I remember how tormented my neurosurgeon, Dr. K, seemed at the time. An MRI can only tell you there is bleeding, without giving a sense of what might be behind the bleeding. Metastatic melanoma tumors bleed a lot. They bleed when they form, but they also bleed when they are dying out. Dr. K consulted with many colleagues about my case, and all of them recommended that he cut. Gamma knife being his specialty, however, he wanted to give it another try.
“Another try” has given me, so far, five years. At the time of my last gamma knife surgery, Young J was eight and Young A was five. Dr. K could have been wrong, and I might have missed out on all that has happened in their lives since then: all the major milestones in their lives, but all the minutiae too, like buying them new socks. Like their obsession with sushi (we are making it for dinner tonight. Again.). Like hearing their voices imperceptibly, gradually, lowering to the timbre of adulthood.

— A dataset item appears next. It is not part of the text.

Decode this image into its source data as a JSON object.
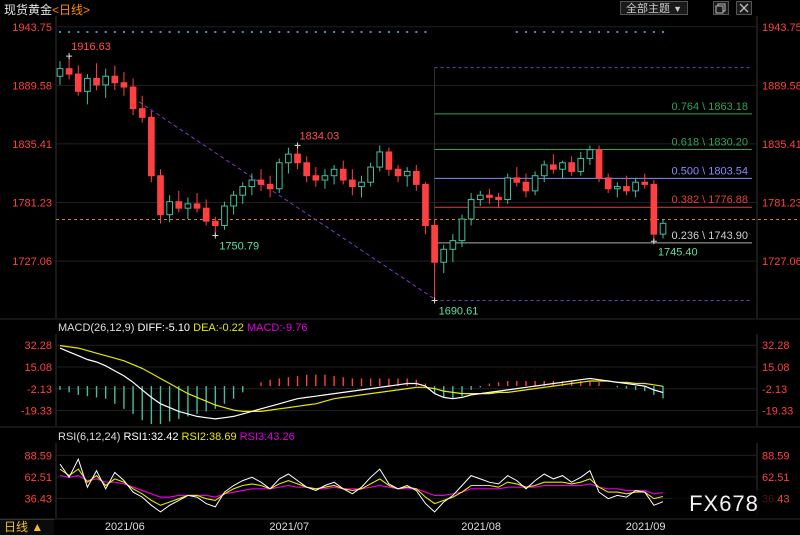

I know. I have lucked out so far. I know it could be Otherwise. I try not to dwell too much on these milestones because there are so many of them, and they threaten to overwhelm the emotional buffers. But right now, before I set up the table for our sushi-making and before our evening goes the way evenings go in 2020, I’ll see whether I can write a quick note to Nurse Practitioner A., who works with Dr. K (or at least did in 2015), to make sure they know that thanks to the call he made five years ago, I am still here.